Dover Castle is no ordinary fortress. This popular English attraction is built upon layers of history. . . and lots of chalk.
The inner Keep was built in the time of Henry II as a kind of royal way station, a place to entertain guests from the continent. The castle also defended a vital chunk of landfall: Dover is the closest stepping stone to Europe. On a clear day, you can see the coast of France. Enemies of the crown in every century knew this all too well. (German officers stood on the shores of France in 1940 to see the coast of Great Britain, merely 20 miles across the Channel.)
The Keep is joined by other fascinating structures within the walls, like a Norman church seated beside a Roman lighthouse. But local history goes further even underground. Levels of tunnels were home to soldiers in the time of Napoleon. In World War II, the subterranean base was ground zero for the Dunkirk evacuations. A basement level was even fitted for use during the Cold War. These military fortifications stand atop (and partially within) the White Cliffs of Dover.
The cliffs contain chalk with flint, quartz, and even the fossilized sediments of long-dead sea life.

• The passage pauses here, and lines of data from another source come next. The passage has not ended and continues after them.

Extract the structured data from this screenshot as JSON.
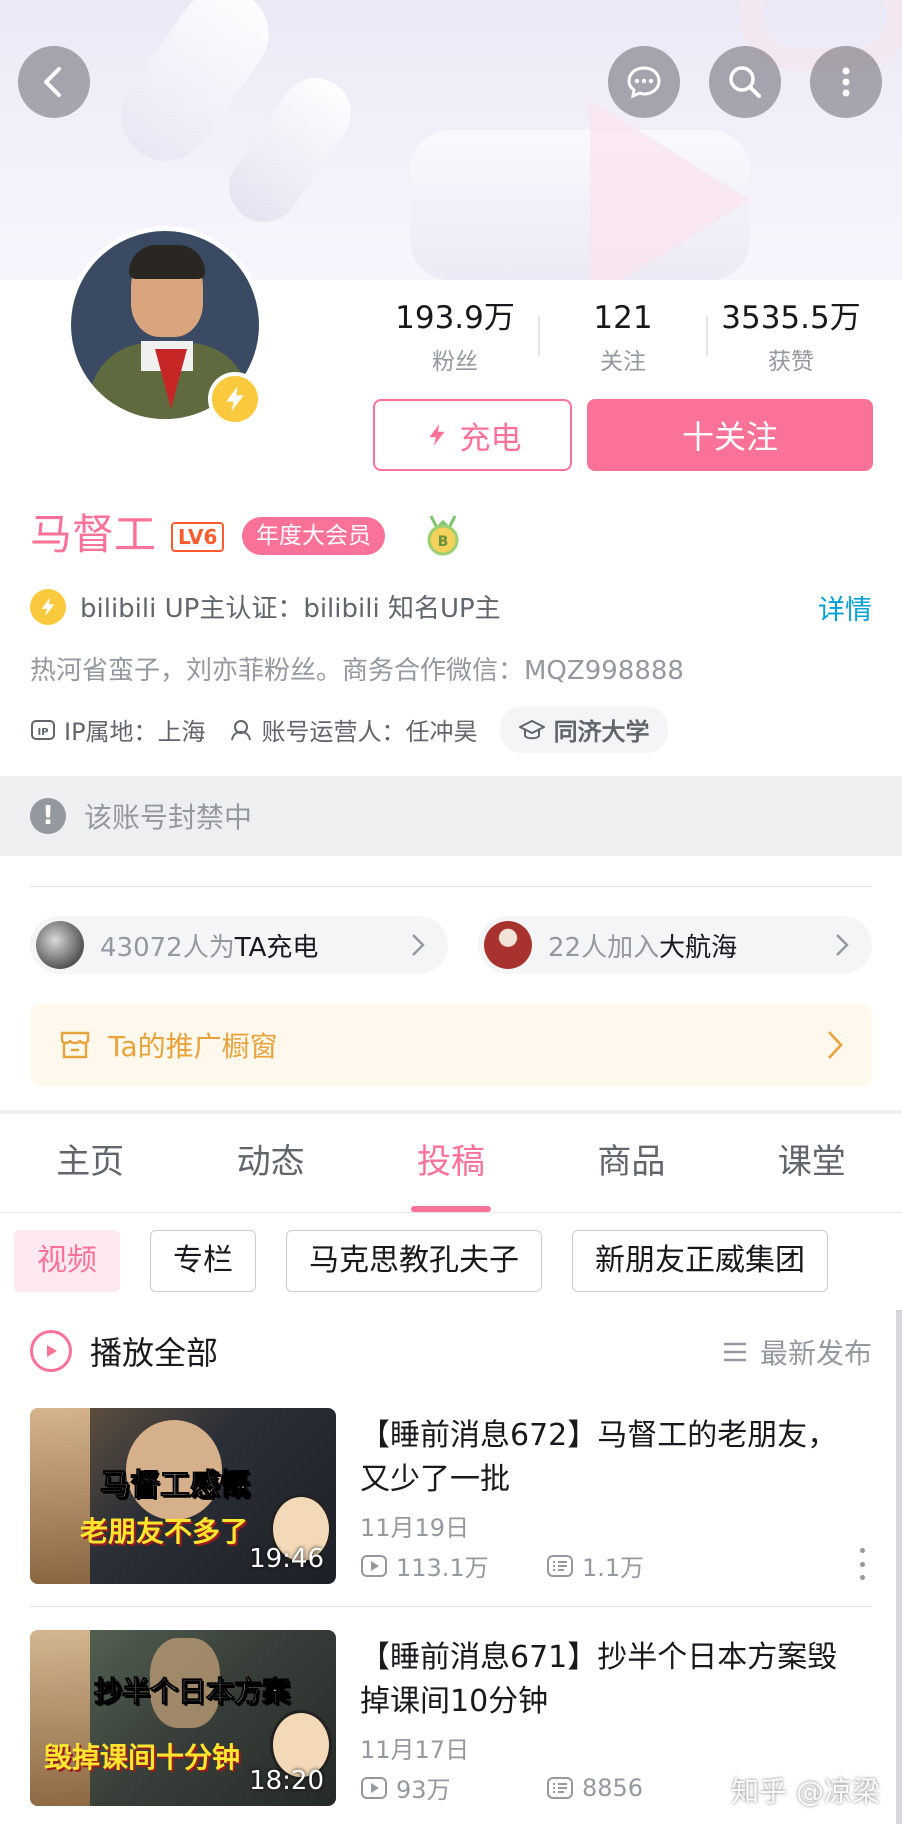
{
  "header": {
    "icons": [
      "back-icon",
      "message-icon",
      "search-icon",
      "more-icon"
    ]
  },
  "profile": {
    "stats": [
      {
        "value": "193.9万",
        "label": "粉丝"
      },
      {
        "value": "121",
        "label": "关注"
      },
      {
        "value": "3535.5万",
        "label": "获赞"
      }
    ],
    "charge_label": "充电",
    "follow_label": "十关注",
    "name": "马督工",
    "level": "LV6",
    "vip": "年度大会员",
    "auth": "bilibili UP主认证：bilibili 知名UP主",
    "detail": "详情",
    "sign": "热河省蛮子，刘亦菲粉丝。商务合作微信：MQZ998888",
    "ip": "IP属地：上海",
    "operator": "账号运营人：任冲昊",
    "school": "同济大学",
    "ban_notice": "该账号封禁中",
    "charge_pill": {
      "count": "43072人为",
      "hl": "TA充电"
    },
    "guard_pill": {
      "count": "22人加入",
      "hl": "大航海"
    },
    "shop": "Ta的推广橱窗"
  },
  "tabs": [
    {
      "label": "主页",
      "active": false
    },
    {
      "label": "动态",
      "active": false
    },
    {
      "label": "投稿",
      "active": true
    },
    {
      "label": "商品",
      "active": false
    },
    {
      "label": "课堂",
      "active": false
    }
  ],
  "chips": [
    "视频",
    "专栏",
    "马克思教孔夫子",
    "新朋友正威集团"
  ],
  "list": {
    "play_all": "播放全部",
    "sort": "最新发布"
  },
  "videos": [
    {
      "title": "【睡前消息672】马督工的老朋友，又少了一批",
      "date": "11月19日",
      "views": "113.1万",
      "danmaku": "1.1万",
      "duration": "19:46",
      "cap1": "马督工感慨",
      "cap2": "老朋友不多了"
    },
    {
      "title": "【睡前消息671】抄半个日本方案毁掉课间10分钟",
      "date": "11月17日",
      "views": "93万",
      "danmaku": "8856",
      "duration": "18:20",
      "cap1": "抄半个日本方案",
      "cap2": "毁掉课间十分钟"
    }
  ],
  "watermark": "知乎 @凉梁",
  "colors": {
    "accent": "#fb7299",
    "link": "#00a1d6",
    "gold": "#fbc93e"
  }
}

This is all a system of interlocking history: Dover was of great strategic importance during ages of European conflict. There are other fortresses like these in other parts of the world with similar value. They resisted the weathering of time and contain rich histories. They guarded harbors and rivers, sheltered a population, and were manned by generations of soldiers.
Dover in the early part of this century is a very active seaport with cruise liners and ferries. The castle and subterranean sections are a spectacular tourist attraction. My mother and I got lost on our way back from the museum to the train station. It was just as well: we were glad enough to be saturated by England’s rich and multi-layered history.